Problem description: From the first line to the last, give the records again exactly.
-=-=-=-=-
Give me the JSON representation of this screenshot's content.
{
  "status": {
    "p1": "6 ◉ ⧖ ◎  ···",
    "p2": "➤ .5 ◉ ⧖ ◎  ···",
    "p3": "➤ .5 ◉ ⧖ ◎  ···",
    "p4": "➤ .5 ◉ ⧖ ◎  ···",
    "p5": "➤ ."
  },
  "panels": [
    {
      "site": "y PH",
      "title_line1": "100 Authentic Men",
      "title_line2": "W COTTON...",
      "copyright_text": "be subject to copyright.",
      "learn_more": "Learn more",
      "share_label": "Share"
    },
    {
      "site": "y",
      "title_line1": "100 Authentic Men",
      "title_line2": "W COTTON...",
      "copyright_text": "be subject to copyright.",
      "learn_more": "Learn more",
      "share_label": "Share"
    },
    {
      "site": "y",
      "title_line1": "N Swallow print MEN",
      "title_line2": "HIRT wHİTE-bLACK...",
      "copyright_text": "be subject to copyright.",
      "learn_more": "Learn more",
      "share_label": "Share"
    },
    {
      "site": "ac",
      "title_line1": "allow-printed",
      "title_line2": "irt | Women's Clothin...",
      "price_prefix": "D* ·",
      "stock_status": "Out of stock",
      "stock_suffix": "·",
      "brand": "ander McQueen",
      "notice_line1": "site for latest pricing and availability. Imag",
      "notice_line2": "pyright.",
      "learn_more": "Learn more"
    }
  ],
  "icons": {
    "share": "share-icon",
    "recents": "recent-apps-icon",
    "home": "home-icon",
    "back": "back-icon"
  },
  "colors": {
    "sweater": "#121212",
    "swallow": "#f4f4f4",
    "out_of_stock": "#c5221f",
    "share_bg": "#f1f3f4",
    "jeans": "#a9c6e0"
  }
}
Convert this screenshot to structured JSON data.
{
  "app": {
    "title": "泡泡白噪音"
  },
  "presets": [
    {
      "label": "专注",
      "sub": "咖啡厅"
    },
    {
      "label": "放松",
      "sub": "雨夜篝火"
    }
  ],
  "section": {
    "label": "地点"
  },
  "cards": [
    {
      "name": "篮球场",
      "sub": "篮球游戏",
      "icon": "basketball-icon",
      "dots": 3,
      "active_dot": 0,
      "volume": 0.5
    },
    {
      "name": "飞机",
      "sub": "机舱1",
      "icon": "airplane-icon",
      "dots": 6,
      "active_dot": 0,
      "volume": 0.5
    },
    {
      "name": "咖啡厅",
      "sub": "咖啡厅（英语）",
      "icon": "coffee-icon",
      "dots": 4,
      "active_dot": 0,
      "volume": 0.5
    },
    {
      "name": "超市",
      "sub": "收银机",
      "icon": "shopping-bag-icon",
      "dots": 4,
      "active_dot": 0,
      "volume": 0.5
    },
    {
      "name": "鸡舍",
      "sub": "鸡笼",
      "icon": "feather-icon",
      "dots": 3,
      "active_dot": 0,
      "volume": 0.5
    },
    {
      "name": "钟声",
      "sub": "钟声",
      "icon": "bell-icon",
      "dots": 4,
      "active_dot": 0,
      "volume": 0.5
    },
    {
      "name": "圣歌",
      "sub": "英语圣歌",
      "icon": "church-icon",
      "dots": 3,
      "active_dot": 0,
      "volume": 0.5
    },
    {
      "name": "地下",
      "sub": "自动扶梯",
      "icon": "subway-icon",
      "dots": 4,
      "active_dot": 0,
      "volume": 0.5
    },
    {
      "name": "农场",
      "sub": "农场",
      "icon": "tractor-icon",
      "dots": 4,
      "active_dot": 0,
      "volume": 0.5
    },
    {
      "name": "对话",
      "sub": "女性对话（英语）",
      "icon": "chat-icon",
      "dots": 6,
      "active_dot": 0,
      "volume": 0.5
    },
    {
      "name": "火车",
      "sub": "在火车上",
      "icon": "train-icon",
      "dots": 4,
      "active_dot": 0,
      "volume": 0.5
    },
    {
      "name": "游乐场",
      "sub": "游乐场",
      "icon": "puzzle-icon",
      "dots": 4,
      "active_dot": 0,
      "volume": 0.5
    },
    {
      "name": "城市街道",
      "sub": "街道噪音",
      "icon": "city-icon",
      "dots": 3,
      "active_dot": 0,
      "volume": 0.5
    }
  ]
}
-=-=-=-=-
Response below:
Give me the JSON representation of this screenshot's content.
{
  "status": {
    "p1": "6 ◉ ⧖ ◎  ···",
    "p2": "➤ .5 ◉ ⧖ ◎  ···",
    "p3": "➤ .5 ◉ ⧖ ◎  ···",
    "p4": "➤ .5 ◉ ⧖ ◎  ···",
    "p5": "➤ ."
  },
  "panels": [
    {
      "site": "y PH",
      "title_line1": "100 Authentic Men",
      "title_line2": "W COTTON...",
      "copyright_text": "be subject to copyright.",
      "learn_more": "Learn more",
      "share_label": "Share"
    },
    {
      "site": "y",
      "title_line1": "100 Authentic Men",
      "title_line2": "W COTTON...",
      "copyright_text": "be subject to copyright.",
      "learn_more": "Learn more",
      "share_label": "Share"
    },
    {
      "site": "y",
      "title_line1": "N Swallow print MEN",
      "title_line2": "HIRT wHİTE-bLACK...",
      "copyright_text": "be subject to copyright.",
      "learn_more": "Learn more",
      "share_label": "Share"
    },
    {
      "site": "ac",
      "title_line1": "allow-printed",
      "title_line2": "irt | Women's Clothin...",
      "price_prefix": "D* ·",
      "stock_status": "Out of stock",
      "stock_suffix": "·",
      "brand": "ander McQueen",
      "notice_line1": "site for latest pricing and availability. Imag",
      "notice_line2": "pyright.",
      "learn_more": "Learn more"
    }
  ],
  "icons": {
    "share": "share-icon",
    "recents": "recent-apps-icon",
    "home": "home-icon",
    "back": "back-icon"
  },
  "colors": {
    "sweater": "#121212",
    "swallow": "#f4f4f4",
    "out_of_stock": "#c5221f",
    "share_bg": "#f1f3f4",
    "jeans": "#a9c6e0"
  }
}
Convert this screenshot to structured JSON data.
{
  "app": {
    "title": "泡泡白噪音"
  },
  "presets": [
    {
      "label": "专注",
      "sub": "咖啡厅"
    },
    {
      "label": "放松",
      "sub": "雨夜篝火"
    }
  ],
  "section": {
    "label": "地点"
  },
  "cards": [
    {
      "name": "篮球场",
      "sub": "篮球游戏",
      "icon": "basketball-icon",
      "dots": 3,
      "active_dot": 0,
      "volume": 0.5
    },
    {
      "name": "飞机",
      "sub": "机舱1",
      "icon": "airplane-icon",
      "dots": 6,
      "active_dot": 0,
      "volume": 0.5
    },
    {
      "name": "咖啡厅",
      "sub": "咖啡厅（英语）",
      "icon": "coffee-icon",
      "dots": 4,
      "active_dot": 0,
      "volume": 0.5
    },
    {
      "name": "超市",
      "sub": "收银机",
      "icon": "shopping-bag-icon",
      "dots": 4,
      "active_dot": 0,
      "volume": 0.5
    },
    {
      "name": "鸡舍",
      "sub": "鸡笼",
      "icon": "feather-icon",
      "dots": 3,
      "active_dot": 0,
      "volume": 0.5
    },
    {
      "name": "钟声",
      "sub": "钟声",
      "icon": "bell-icon",
      "dots": 4,
      "active_dot": 0,
      "volume": 0.5
    },
    {
      "name": "圣歌",
      "sub": "英语圣歌",
      "icon": "church-icon",
      "dots": 3,
      "active_dot": 0,
      "volume": 0.5
    },
    {
      "name": "地下",
      "sub": "自动扶梯",
      "icon": "subway-icon",
      "dots": 4,
      "active_dot": 0,
      "volume": 0.5
    },
    {
      "name": "农场",
      "sub": "农场",
      "icon": "tractor-icon",
      "dots": 4,
      "active_dot": 0,
      "volume": 0.5
    },
    {
      "name": "对话",
      "sub": "女性对话（英语）",
      "icon": "chat-icon",
      "dots": 6,
      "active_dot": 0,
      "volume": 0.5
    },
    {
      "name": "火车",
      "sub": "在火车上",
      "icon": "train-icon",
      "dots": 4,
      "active_dot": 0,
      "volume": 0.5
    },
    {
      "name": "游乐场",
      "sub": "游乐场",
      "icon": "puzzle-icon",
      "dots": 4,
      "active_dot": 0,
      "volume": 0.5
    },
    {
      "name": "城市街道",
      "sub": "街道噪音",
      "icon": "city-icon",
      "dots": 3,
      "active_dot": 0,
      "volume": 0.5
    }
  ]
}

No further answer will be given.